Regenstrief Institute researchers have taken a significant step in enhancing clinical support within
nursing homes by initiating a pilot study to develop a virtual application of the OPTIMISTIC model.
This existing in-person model aims to improve workflow and provide improved clinical assistance.
With nursing home populations growing and workforce shortages becoming a pressing issue, this
innovative approach seeks to address these challenges head-on. Despite virtual care being
recognized as a valuable resource, nursing home staff seldom utilize it to support resident care.
OPTIMISTIC, an acronym for Optimizing Patient Transfers, Impacting Medical Quality, and Improving
Symptoms: Transforming Institutional Care, has a proven track record of success. The
implementation of this program has led to a significant 33 percent reduction in potentially avoidable
hospitalizations among nursing home residents, as well as a noteworthy 20 percent decrease in
overall hospitalizations for this population. These positive outcomes demonstrate the potential
impact of integrating the virtual application of OPTIMISTIC within nursing facilities.
Upon a patient’s admission to the facility, nurses carry out a thorough virtual review of the patient’s
electronic medical record (EMR) data. This comprehensive review aims to identify any modifications
or adjustments in services that occurred during the patient’s hospitalization period. By leveraging
the patient’s EMR data, nursing staff can ensure continuity of care and make informed decisions
regarding the resident’s ongoing treatment and well-being.
The feedback gathered during interviews with nurses regarding the virtually delivered OPTIMISTIC
model revealed shared perspectives on key aspects. These perspectives highlighted the importance
of fostering a collaborative relationship between nurses and nursing home staff, the need for
tailored programs, and the utilization of up-to-date medical record data to support relevant
recommendations. This aligns with the rising trend of virtual nursing programs being witnessed
across various healthcare systems.
Kathleen T. Unroe, MD, MHA, a study author from Regenstrief Institute and Indiana University
School of Medicine, emphasized the significance of well-trained nurses with nursing home
experience who have access to residents’ electronic medical records.
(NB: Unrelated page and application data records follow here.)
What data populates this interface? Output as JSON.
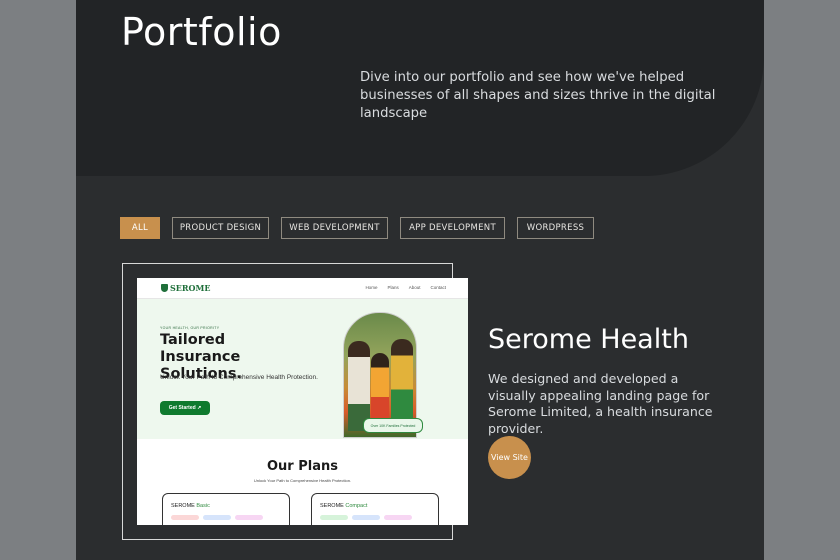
{
  "header": {
    "title": "Portfolio",
    "intro": "Dive into our portfolio and see how we've helped businesses of all shapes and sizes thrive in the digital landscape"
  },
  "filters": [
    {
      "label": "ALL",
      "active": true
    },
    {
      "label": "PRODUCT DESIGN",
      "active": false
    },
    {
      "label": "WEB DEVELOPMENT",
      "active": false
    },
    {
      "label": "APP DEVELOPMENT",
      "active": false
    },
    {
      "label": "WORDPRESS",
      "active": false
    }
  ],
  "project": {
    "title": "Serome Health",
    "description": "We designed and developed a visually appealing landing page for Serome Limited, a health insurance provider.",
    "cta": "View Site"
  },
  "preview": {
    "logo": "SEROME",
    "nav": [
      "Home",
      "Plans",
      "About",
      "Contact"
    ],
    "kicker": "YOUR HEALTH, OUR PRIORITY",
    "headline": "Tailored Insurance Solutions.",
    "subtext": "Unlock Your Path to Comprehensive Health Protection.",
    "button": "Get Started ↗",
    "badge": "Over 10K Families Protected",
    "plans_title": "Our Plans",
    "plans_subtitle": "Unlock Your Path to Comprehensive Health Protection.",
    "plans": [
      {
        "brand": "SEROME",
        "tier": "Basic"
      },
      {
        "brand": "SEROME",
        "tier": "Compact"
      }
    ]
  },
  "colors": {
    "accent": "#c8904d",
    "background": "#2b2d2f",
    "hero_background": "#222426",
    "site_green": "#0f7a2e"
  }
}
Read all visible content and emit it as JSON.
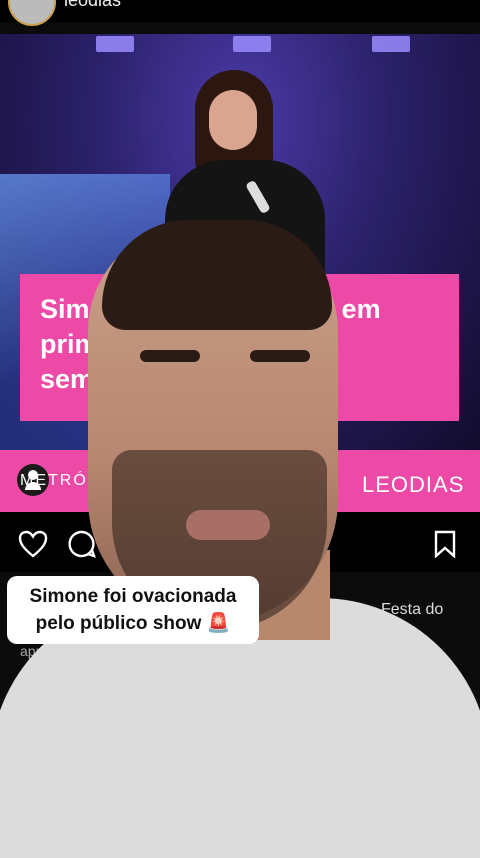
{
  "header": {
    "username": "leodias",
    "more_label": "•••"
  },
  "post": {
    "headline": "Simone foi ovacionada em\nprimeira apresentação\nsem Simaria",
    "source_left": "METRÓPOLES",
    "brand": "LEODIAS"
  },
  "actions": [
    "heart-icon",
    "comment-icon",
    "bookmark-icon"
  ],
  "caption": {
    "line1": "Simone foi ovacionada",
    "line2": "pelo público show 🚨"
  },
  "feed_text": {
    "right": "Festa do",
    "left": "apro"
  }
}
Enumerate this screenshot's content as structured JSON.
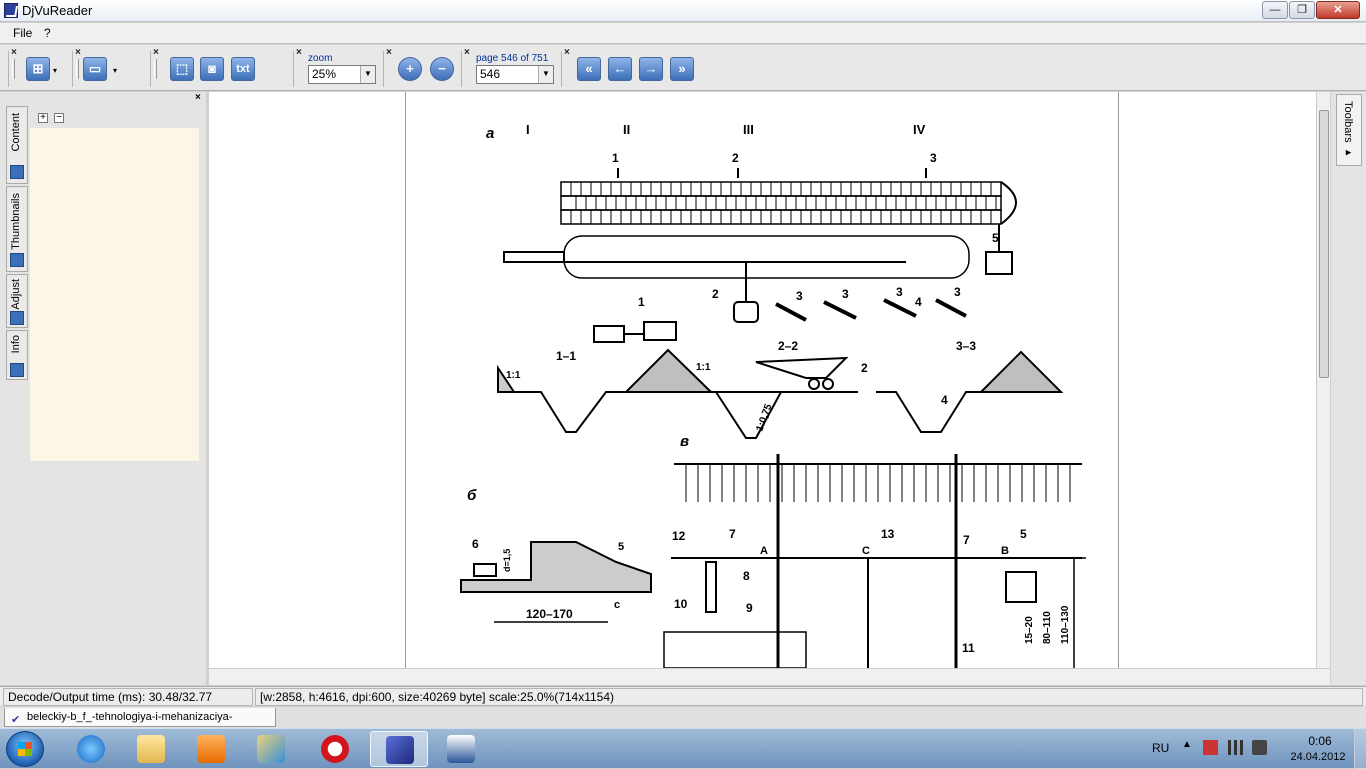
{
  "window": {
    "title": "DjVuReader",
    "min": "—",
    "max": "❐",
    "close": "✕"
  },
  "menu": {
    "file": "File",
    "help": "?"
  },
  "toolbar": {
    "close_glyph": "×",
    "dropdown_glyph": "▾",
    "txt_label": "txt",
    "zoom_label": "zoom",
    "zoom_value": "25%",
    "page_label": "page 546 of 751",
    "page_value": "546"
  },
  "sidebar": {
    "close": "×",
    "tabs": [
      "Content",
      "Thumbnails",
      "Adjust",
      "Info"
    ],
    "expand": "+",
    "collapse": "−"
  },
  "page_labels": {
    "a": "а",
    "b": "б",
    "v": "в",
    "I": "I",
    "II": "II",
    "III": "III",
    "IV": "IV",
    "n1": "1",
    "n2": "2",
    "n3": "3",
    "n4": "4",
    "n5": "5",
    "n6": "6",
    "n7": "7",
    "n8": "8",
    "n9": "9",
    "n10": "10",
    "n11": "11",
    "n12": "12",
    "n13": "13",
    "s11": "1–1",
    "s22": "2–2",
    "s33": "3–3",
    "slope1": "1:1",
    "slope075": "1:0,75",
    "A": "A",
    "B": "B",
    "C": "C",
    "c": "c",
    "dim_d": "d=1,5",
    "dim_120": "120–170",
    "dim_15": "15–20",
    "dim_80": "80–110",
    "dim_110": "110–130"
  },
  "rightbar": {
    "toolbars": "Toolbars ▸"
  },
  "status": {
    "decode": "Decode/Output time (ms): 30.48/32.77",
    "info": "[w:2858, h:4616, dpi:600, size:40269 byte] scale:25.0%(714x1154)"
  },
  "doc_tab": {
    "filename": "beleckiy-b_f_-tehnologiya-i-mehanizaciya-stroit.djvu"
  },
  "taskbar": {
    "apps": [
      "internet-explorer",
      "file-explorer",
      "media-player",
      "paint",
      "opera",
      "djvureader",
      "word"
    ],
    "lang": "RU",
    "time": "0:06",
    "date": "24.04.2012"
  }
}
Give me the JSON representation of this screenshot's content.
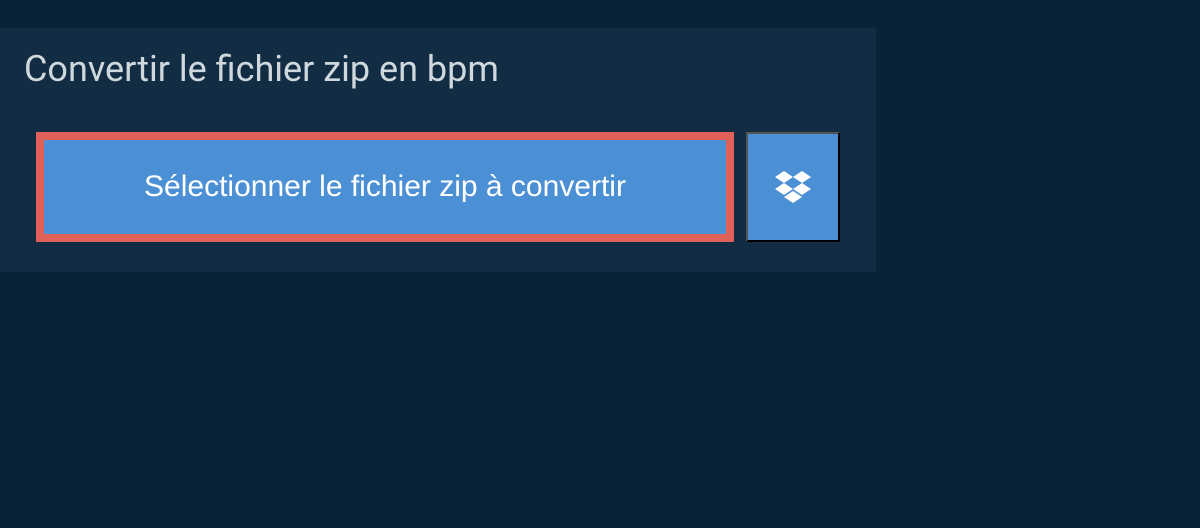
{
  "title": "Convertir le fichier zip en bpm",
  "select_button_label": "Sélectionner le fichier zip à convertir",
  "colors": {
    "page_bg": "#0a2238",
    "panel_bg": "#122c44",
    "button_bg": "#4b8fd5",
    "highlight_border": "#df6158",
    "title_text": "#cfd8dd",
    "button_text": "#ffffff"
  }
}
She stated, “The goal of this
study was to look carefully at what kind of clinical support well-trained nurses, with nursing home
experience and access to residents’ electronic medical records, can provide virtually to support
clinical care in the facility.”
In line with the growing demand for virtual care solutions, Providence recently announced plans to
expand its successful pilot phase of the Co-Caring model. This hybrid nursing model aims to provide
patients with comprehensive care while simultaneously benefiting caregivers. By incorporating a
virtual nurse into the bedside team and employing a bidirectional audio and video platform, Co-Caring aims to revolutionize care delivery and enhance the overall experience for both patients and
The introduction of this new virtual support model holds great promise for nursing homes,
addressing the urgent need for enhanced clinical assistance and promoting a collaborative approach
to resident care. As the healthcare industry continues to embrace virtual nursing programs, this
groundbreaking development brings hope for a more efficient and effective future in nursing home